Time to put on those oil trades.
In a few days, President Trump will most likely decertify the nuclear deal with Iran and reimpose sanctions. WTI oil futures are already anticipating that action and have surged to over $70 per barrel for the first time in over four years. Brent crude has crossed $75 per barrel.
Should President Trump indeed decertify the nuclear deal, hundreds of thousands of barrels of oil, potentially over a million, will come off the international markets, likely pushing oil prices over $80 per barrel by the peak summer driving season.
Global demand for oil is already exceeding supply due to the OPEC and Russia deal to limit production. Global oil inventories have reached a three-year low and are below the five-year average.
There is, however, a misperception among investors that oil is still in a glut. That perception is fueled by an (which I believe false) EIA projection that oil production will outpace demand later this year.
With the growing economy and still loose monetary conditions globally, even with the Fed taking baby steps to tighten, oil demand is surging. While EVs and hybrid vehicles will eventually take a bite out of oil demand, that day seems several years off at least.
If a large portion of Iran's production is not accepted by oil importers, then Saudi Arabia and others will have to quickly replace that supply as there is far less cushion in the oil markets today than a few years ago. The problem is that there is barely enough OPEC spare capacity to cover a decrease in Iran's exports due to sanctions.
The most likely scenario for making up a reduction of Iran's supply of oil to international markets would be an increase of production from Saudi Arabia. The Kingdom has said they can add a million barrels of oil per day to oil markets relatively quickly if needed. That would make Saudi Aramco a big winner on oil prices rising even further.

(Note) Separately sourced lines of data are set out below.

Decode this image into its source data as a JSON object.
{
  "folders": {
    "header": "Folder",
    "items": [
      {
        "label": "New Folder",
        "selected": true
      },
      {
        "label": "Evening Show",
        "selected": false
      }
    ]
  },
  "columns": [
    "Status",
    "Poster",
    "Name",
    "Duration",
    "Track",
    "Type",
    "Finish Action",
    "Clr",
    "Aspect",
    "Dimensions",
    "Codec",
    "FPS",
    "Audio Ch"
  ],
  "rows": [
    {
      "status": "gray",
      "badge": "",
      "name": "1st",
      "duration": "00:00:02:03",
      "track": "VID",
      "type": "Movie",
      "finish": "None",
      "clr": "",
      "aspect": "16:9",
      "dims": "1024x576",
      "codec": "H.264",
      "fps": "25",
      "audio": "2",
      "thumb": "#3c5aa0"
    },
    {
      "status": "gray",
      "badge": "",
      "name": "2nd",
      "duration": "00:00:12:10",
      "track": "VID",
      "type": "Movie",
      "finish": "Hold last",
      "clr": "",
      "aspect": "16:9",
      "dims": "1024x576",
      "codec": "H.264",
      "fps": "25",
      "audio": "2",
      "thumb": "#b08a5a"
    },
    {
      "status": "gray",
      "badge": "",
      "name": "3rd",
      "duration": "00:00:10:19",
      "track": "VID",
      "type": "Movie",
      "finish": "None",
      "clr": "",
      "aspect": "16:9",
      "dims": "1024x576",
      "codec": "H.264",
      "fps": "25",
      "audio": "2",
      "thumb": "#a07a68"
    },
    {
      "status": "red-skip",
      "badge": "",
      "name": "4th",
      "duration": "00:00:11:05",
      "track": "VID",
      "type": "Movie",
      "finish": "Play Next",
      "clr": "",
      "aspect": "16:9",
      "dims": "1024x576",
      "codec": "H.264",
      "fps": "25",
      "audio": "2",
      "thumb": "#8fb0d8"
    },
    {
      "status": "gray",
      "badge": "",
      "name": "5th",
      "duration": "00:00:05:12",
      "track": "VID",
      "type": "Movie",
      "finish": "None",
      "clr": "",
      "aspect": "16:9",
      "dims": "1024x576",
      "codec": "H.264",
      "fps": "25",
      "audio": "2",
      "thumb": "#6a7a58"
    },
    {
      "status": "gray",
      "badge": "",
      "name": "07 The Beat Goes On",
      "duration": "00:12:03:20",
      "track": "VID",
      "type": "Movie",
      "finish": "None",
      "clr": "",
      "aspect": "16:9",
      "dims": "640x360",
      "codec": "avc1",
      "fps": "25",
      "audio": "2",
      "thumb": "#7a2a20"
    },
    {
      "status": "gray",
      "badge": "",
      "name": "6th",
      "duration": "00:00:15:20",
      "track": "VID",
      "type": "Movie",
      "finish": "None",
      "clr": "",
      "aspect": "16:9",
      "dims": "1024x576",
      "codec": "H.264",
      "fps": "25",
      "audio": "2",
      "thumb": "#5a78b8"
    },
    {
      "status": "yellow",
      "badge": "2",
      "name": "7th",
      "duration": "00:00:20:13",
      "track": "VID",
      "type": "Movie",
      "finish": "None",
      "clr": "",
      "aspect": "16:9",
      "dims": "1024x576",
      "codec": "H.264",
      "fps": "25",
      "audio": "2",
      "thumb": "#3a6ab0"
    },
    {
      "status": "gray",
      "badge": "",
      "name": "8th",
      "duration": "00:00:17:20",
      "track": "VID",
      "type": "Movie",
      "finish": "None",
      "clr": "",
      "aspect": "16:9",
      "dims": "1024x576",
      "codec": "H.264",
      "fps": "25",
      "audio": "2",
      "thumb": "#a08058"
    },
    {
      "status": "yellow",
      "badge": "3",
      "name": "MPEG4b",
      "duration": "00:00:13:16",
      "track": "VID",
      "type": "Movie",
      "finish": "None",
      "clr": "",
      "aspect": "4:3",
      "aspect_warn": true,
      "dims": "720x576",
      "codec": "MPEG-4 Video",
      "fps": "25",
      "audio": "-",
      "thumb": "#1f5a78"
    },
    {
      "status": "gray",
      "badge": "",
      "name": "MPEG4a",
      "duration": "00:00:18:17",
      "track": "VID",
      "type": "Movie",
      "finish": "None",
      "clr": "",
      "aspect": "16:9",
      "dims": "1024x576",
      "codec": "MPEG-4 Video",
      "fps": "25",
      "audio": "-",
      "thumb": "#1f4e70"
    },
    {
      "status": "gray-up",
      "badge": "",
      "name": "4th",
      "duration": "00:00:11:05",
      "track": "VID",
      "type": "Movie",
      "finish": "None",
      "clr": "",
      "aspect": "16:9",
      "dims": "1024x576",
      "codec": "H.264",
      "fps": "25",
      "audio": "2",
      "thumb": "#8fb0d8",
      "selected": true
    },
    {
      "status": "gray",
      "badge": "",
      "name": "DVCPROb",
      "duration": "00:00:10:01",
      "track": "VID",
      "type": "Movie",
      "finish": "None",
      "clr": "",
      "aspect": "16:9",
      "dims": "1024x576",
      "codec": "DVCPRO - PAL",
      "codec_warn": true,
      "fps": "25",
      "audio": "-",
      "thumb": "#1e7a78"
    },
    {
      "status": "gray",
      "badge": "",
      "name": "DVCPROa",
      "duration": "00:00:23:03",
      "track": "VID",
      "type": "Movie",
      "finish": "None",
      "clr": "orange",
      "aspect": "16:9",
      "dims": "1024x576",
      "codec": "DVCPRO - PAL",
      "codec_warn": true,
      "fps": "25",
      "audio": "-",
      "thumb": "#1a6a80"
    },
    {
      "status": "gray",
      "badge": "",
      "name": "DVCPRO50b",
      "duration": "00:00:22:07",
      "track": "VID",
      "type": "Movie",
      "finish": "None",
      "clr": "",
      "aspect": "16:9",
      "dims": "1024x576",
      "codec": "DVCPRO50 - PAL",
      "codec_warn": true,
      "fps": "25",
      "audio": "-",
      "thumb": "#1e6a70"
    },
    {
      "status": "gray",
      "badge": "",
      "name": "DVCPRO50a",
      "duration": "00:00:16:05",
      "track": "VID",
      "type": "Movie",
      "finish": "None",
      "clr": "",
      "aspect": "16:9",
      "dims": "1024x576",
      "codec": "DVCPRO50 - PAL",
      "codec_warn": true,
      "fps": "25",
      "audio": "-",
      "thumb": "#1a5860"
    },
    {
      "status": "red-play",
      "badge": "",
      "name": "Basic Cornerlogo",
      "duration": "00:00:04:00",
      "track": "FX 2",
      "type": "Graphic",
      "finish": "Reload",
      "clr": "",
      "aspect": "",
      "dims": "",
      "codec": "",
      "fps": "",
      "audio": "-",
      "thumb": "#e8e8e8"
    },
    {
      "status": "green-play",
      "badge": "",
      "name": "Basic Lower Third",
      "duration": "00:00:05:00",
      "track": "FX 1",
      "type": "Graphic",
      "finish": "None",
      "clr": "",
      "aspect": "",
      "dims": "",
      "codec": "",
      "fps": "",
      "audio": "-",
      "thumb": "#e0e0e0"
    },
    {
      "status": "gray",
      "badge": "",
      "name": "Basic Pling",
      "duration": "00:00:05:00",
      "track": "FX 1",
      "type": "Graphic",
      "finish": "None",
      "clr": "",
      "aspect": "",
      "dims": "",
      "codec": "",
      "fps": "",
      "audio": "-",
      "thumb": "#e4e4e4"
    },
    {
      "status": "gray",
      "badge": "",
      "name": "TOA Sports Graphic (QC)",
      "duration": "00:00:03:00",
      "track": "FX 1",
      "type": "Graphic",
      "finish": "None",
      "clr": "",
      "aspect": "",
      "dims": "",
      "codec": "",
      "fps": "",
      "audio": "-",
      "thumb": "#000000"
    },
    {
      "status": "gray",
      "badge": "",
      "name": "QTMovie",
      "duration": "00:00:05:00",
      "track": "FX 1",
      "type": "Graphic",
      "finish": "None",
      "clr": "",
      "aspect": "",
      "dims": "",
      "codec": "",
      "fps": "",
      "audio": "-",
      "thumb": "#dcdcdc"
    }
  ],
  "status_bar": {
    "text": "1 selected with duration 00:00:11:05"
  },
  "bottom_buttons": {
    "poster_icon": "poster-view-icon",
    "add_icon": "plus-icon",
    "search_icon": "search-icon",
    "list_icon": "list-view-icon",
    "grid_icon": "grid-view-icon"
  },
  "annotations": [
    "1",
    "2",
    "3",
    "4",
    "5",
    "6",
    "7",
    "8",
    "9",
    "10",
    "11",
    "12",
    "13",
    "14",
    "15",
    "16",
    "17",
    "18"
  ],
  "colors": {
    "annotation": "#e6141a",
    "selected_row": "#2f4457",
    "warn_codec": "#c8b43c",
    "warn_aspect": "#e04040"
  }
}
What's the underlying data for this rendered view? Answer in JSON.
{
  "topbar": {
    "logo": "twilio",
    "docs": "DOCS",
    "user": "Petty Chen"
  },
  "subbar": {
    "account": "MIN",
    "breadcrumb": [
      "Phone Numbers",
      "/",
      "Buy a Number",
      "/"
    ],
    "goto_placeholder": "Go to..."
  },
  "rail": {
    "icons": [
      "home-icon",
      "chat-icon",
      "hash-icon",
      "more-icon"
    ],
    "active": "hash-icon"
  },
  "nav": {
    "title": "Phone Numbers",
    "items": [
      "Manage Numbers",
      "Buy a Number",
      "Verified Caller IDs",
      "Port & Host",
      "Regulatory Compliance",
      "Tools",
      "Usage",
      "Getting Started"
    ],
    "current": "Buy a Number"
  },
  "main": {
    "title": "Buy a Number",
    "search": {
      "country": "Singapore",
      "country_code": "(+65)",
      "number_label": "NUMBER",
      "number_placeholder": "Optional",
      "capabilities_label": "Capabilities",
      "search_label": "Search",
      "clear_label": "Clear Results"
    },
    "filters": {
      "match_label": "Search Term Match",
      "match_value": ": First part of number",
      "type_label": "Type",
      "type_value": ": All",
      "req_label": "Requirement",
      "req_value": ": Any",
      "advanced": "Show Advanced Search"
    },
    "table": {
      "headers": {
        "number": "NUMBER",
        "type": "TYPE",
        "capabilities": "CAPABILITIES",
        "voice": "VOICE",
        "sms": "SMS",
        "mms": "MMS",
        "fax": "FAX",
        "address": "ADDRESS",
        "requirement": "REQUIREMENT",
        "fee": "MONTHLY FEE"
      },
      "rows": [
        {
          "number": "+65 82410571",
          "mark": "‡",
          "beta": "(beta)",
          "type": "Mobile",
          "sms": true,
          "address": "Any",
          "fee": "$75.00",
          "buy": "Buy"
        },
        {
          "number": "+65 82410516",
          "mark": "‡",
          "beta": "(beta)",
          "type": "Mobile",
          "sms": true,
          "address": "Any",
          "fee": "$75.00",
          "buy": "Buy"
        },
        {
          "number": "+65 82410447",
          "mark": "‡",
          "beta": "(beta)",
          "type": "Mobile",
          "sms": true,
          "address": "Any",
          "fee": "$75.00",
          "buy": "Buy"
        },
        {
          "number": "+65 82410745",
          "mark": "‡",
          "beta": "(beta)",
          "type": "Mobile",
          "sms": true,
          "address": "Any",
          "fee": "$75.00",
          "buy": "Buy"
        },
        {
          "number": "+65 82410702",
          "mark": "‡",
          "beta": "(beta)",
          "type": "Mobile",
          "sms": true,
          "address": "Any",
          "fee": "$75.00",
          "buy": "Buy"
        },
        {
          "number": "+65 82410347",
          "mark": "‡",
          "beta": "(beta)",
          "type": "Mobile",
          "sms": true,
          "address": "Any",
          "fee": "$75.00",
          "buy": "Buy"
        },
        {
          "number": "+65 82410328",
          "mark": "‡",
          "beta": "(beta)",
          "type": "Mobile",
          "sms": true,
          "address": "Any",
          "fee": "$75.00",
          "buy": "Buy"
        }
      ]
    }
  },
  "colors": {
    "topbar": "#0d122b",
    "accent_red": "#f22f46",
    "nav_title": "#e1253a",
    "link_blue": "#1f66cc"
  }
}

Russia would also be a big winner with higher oil prices, so their reaction to sanctions on Iran should be carefully monitored. Their conflict of interest of making more money versus supporting Iran is an interesting one.
Shale a Big Winner
The other big winner from sanctions on Iran is clearly also American shale. Short cycle oil produced in America's lower cost basins, such as the Permian, Eagle Ford and STACK/SCOOP stand to benefit significantly as production ramps up there to offset declines elsewhere.
Already, shale companies such as Encana (ECA) , Occidental Petroleum (OXY) and Pioneer Natural Resources (PXD) , among others, are reporting higher cash flows and earnings on higher oil prices. As a result, they are paying down debt, increasing dividends and engaging in buybacks. This is a dramatic improvement in shareholder yield for the group.
As hedges for oil prices in the $50-55 range come off, companies will be able to hedge new production at significantly higher prices, guaranteeing cash flows at even higher levels next year. The surge in cash flows and earnings, with commensurate improvements in shareholder yield, should drive stock prices higher and close the gap with oil prices that have outpaced in recent quarters.
While many investors are heading to the oil majors for exposure to higher oil prices, their leverage is less attractive than the leaner shale plays. In addition, the long-cycle asset inventory of the oil majors is still at massive risk of write downs, as much of that development is unlikely to ever be economic due to the high upfront costs and long payback periods.
For quick asset allocation exposure to American oil and gas plays, the SPDR Oil & Gas Production & Exploration ETF (XOP) . This ETF is nearly equal weighted across 69 American oil plays. The equal weighting plays favorably as midsize and large independent producers, with lean profiles, garner a larger share of the fund.
By: Kirk Spano
Spano is an investment advisor and founder of Bluemound Asset Management, LLC - a fee-only Registered Investment Advisor acting as a fiduciary. He is the publisher of the Fundamental Trends investment and retirement letter which is designed as an "advisor replacement" service for self-directed investors. Follow Kirk on Twitter @KirkSpano and on his Kirk Spano's Fundamental Trends channel on YouTube.